# Why does the derivation for the Michelson & Morley time difference assume Earth moves in only one direction relative to the Aether?

In the Michelson and Morley experiment, we predict with Galilean relativity and the assumption of the existence of a luminiferous aether that there should be a time difference between the two beams of light reaching the detector of an interferometer with arms of equal length. This time difference is given by:

$$\Delta t = \frac{2L}{c} (\gamma^2 - \gamma)$$

where $$\gamma$$ is the Lorentz constant, $$c$$ is the speed of light from the IRF of the aether, and $$L$$ is the length of the length of two arms of the interferometer.

This was derived under the assumption that the IRF of the experiment ("Earth") moves through the Aether at a velocity $$V$$ in a single direction as shown in the diagram below.

The derivation was similar to the derivation on Wikipedia page here which also uses this assumption. My question is, why is this assumption is allowed when surely the Earth could be moving with a velocity in the y-direction as well?

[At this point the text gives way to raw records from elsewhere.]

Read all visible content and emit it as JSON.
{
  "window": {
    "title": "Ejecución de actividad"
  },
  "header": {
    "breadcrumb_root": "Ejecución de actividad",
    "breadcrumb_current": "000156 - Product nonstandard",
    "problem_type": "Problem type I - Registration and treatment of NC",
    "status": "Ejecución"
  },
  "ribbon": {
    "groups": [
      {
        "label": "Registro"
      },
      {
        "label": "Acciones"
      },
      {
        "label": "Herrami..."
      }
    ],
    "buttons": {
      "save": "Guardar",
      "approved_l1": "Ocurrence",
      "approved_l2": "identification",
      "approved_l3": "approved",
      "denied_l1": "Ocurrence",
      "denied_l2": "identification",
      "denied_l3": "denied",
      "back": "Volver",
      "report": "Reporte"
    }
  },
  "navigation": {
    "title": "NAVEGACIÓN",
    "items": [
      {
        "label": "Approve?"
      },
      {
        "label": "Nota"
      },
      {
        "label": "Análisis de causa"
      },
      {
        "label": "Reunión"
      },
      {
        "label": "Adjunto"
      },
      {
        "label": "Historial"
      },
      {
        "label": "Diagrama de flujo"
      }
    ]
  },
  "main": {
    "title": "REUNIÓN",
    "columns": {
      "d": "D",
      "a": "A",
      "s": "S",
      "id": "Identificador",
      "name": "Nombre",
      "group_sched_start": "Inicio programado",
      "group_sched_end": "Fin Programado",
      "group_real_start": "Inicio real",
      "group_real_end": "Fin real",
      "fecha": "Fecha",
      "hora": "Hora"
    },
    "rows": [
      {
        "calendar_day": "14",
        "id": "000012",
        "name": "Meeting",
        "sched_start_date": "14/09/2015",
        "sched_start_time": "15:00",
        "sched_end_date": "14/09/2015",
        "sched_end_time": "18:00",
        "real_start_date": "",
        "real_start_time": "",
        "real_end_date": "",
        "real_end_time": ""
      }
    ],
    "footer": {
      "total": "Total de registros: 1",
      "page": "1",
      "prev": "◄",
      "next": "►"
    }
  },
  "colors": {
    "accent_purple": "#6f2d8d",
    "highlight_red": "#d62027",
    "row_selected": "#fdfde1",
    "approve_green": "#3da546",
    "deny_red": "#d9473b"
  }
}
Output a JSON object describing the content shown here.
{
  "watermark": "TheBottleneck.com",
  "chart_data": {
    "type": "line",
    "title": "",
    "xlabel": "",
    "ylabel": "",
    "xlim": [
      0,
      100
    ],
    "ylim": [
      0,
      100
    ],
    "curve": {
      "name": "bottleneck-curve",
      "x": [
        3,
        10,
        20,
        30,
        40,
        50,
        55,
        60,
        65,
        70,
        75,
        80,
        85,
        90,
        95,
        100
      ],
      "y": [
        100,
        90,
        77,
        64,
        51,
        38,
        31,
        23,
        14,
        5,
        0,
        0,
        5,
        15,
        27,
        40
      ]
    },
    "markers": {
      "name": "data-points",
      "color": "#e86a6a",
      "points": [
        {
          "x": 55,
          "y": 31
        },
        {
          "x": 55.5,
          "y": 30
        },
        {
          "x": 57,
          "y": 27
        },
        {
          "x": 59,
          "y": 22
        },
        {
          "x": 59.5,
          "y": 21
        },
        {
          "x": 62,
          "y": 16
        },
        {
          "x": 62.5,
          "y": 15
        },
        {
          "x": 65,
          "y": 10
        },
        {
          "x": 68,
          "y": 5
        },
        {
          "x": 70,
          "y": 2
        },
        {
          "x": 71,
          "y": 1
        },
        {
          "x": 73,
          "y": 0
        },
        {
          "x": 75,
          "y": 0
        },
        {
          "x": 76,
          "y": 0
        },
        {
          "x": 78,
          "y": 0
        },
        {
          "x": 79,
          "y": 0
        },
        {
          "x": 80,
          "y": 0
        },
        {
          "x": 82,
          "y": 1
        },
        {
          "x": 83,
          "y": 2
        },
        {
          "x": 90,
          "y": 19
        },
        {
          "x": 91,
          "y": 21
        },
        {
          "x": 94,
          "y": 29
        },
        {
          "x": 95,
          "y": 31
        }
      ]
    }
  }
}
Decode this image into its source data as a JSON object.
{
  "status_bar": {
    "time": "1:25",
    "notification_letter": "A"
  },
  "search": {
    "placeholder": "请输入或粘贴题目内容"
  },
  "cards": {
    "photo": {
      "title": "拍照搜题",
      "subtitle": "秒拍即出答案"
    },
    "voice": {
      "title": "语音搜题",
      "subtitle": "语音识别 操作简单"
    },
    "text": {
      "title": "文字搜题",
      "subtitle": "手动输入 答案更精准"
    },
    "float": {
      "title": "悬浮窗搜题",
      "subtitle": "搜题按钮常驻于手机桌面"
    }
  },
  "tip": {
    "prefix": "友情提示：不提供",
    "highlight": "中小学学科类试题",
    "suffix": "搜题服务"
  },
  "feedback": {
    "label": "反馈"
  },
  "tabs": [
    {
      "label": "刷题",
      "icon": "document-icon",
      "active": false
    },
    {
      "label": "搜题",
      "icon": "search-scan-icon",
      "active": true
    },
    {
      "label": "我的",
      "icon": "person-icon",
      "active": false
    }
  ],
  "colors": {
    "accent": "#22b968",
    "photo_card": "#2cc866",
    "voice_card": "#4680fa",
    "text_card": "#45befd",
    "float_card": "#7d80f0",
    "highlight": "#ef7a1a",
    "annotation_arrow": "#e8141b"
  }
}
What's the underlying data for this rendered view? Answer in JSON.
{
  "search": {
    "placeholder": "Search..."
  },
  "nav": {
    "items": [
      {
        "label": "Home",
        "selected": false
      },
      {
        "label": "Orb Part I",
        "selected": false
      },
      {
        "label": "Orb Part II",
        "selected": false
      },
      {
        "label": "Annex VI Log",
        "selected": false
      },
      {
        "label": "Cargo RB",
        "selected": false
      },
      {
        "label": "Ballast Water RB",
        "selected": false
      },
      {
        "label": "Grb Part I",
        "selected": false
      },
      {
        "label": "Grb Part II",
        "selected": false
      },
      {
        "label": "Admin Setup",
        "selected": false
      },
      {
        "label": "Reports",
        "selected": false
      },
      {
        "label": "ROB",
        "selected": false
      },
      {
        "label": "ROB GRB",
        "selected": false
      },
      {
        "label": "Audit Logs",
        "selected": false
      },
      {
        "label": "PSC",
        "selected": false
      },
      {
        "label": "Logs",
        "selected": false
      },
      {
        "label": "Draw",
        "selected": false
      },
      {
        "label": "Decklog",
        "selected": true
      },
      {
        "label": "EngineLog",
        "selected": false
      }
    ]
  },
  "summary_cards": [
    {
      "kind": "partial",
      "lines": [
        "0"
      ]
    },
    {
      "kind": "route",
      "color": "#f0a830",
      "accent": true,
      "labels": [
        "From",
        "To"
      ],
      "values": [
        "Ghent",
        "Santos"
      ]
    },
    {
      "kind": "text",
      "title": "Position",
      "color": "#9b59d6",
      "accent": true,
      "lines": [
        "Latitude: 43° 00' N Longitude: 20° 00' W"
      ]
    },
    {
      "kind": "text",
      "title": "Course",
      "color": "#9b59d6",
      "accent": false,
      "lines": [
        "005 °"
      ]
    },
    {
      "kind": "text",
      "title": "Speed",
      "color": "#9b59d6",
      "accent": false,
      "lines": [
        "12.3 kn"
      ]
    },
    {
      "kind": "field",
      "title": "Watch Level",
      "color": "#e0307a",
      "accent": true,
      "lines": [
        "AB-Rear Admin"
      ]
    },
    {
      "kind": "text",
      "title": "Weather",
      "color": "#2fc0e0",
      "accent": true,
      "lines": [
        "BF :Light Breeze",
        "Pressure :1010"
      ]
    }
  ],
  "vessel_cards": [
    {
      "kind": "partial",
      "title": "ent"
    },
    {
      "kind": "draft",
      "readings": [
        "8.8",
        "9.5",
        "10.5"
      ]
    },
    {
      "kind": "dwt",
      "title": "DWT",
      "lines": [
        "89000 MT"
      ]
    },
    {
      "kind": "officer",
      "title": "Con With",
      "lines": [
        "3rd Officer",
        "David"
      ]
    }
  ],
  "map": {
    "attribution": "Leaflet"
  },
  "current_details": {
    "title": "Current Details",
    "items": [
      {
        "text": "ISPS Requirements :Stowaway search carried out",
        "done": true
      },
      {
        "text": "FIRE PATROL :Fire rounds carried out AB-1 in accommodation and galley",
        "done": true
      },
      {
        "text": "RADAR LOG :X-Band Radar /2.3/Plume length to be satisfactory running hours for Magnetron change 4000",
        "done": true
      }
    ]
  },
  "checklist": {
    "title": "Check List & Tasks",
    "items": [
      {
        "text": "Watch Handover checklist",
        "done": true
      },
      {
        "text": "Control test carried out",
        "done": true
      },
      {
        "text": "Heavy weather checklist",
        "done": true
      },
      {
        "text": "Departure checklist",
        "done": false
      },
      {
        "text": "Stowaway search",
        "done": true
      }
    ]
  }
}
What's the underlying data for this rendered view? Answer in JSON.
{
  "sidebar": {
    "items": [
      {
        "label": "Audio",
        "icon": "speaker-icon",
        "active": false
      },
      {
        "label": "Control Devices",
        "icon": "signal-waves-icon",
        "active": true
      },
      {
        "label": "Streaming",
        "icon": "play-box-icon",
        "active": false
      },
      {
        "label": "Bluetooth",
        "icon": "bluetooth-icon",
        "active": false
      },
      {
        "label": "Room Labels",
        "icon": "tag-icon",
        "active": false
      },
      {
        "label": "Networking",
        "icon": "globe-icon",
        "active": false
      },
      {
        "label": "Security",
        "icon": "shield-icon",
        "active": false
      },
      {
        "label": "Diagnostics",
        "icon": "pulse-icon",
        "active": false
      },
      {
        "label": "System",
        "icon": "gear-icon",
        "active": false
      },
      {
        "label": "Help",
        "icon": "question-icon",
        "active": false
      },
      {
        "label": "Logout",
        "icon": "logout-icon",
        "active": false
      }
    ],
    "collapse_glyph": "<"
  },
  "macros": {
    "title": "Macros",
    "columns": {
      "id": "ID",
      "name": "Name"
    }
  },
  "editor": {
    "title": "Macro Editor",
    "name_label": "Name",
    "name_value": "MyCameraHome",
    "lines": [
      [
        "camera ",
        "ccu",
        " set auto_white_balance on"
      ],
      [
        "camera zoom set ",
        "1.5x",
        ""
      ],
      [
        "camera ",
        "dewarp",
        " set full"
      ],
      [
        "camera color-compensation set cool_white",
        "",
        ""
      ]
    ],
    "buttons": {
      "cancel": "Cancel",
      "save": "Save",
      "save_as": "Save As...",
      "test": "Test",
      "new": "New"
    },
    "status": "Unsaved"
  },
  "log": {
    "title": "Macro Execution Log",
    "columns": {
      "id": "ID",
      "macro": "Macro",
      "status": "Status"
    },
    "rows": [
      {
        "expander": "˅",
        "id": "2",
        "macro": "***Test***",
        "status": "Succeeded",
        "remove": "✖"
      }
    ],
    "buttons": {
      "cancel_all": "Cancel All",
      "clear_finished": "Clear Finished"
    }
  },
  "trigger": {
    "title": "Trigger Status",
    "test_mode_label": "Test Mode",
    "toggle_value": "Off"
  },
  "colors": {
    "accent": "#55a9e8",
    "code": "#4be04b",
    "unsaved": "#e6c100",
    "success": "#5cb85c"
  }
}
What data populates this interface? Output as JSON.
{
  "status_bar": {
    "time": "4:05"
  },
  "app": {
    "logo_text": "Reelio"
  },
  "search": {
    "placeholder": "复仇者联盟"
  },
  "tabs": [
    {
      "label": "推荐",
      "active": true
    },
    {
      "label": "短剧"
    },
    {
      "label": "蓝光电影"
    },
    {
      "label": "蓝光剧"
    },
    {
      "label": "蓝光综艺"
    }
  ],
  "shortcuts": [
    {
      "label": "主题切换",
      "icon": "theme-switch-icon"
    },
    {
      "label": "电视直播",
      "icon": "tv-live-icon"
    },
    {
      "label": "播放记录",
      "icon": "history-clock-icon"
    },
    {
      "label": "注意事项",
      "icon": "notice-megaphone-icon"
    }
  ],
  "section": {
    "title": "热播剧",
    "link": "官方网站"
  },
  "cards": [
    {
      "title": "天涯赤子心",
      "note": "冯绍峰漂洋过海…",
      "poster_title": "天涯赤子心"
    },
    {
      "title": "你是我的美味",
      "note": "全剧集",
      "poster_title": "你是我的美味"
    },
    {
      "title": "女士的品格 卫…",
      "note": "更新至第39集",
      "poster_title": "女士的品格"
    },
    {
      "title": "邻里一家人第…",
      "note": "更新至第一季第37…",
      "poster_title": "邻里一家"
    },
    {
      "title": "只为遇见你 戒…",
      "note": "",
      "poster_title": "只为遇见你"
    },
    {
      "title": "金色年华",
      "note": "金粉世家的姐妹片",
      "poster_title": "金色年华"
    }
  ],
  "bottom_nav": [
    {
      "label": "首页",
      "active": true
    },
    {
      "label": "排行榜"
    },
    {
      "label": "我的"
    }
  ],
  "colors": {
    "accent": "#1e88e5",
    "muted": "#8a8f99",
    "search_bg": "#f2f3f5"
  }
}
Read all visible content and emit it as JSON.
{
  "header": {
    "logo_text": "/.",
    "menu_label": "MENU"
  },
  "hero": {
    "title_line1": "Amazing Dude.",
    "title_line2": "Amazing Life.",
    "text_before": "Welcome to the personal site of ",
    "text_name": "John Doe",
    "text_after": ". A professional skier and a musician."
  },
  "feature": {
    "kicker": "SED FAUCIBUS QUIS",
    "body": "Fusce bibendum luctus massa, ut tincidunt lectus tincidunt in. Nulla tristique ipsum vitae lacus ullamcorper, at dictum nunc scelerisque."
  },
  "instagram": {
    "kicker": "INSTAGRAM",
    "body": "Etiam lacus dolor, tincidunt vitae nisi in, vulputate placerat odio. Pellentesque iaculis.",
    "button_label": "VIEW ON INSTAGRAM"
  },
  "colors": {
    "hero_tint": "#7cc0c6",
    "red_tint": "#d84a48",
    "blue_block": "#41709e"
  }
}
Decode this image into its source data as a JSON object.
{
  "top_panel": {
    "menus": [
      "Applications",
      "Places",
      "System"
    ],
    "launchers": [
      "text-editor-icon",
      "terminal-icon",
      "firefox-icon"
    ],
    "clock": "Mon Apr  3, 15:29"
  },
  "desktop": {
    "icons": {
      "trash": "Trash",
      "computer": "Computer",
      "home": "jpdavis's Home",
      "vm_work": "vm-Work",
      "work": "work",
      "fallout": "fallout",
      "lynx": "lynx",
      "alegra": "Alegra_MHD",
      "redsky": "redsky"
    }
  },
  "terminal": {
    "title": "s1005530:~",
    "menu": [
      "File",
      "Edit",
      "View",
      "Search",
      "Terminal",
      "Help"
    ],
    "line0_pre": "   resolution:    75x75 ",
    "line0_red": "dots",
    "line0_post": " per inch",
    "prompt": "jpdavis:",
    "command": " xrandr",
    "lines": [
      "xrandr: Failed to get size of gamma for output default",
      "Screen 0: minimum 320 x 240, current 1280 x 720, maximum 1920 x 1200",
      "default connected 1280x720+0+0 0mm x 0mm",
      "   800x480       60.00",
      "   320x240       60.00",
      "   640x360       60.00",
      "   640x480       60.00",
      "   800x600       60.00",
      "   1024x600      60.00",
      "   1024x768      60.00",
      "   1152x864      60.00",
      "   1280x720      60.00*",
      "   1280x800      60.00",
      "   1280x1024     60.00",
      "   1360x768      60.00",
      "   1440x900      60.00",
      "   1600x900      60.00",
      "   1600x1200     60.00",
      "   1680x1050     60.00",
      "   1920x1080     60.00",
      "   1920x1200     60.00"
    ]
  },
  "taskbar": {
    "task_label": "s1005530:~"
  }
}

You can put the device anywhere on the earth, orient it any way that you want, and conduct the experiment at any time of the year. In some orientation of the device, the veclocity of the aether will be in the $$x$$ direction, and in this direction, you would expect the time of flight difference between the legs to be maximized.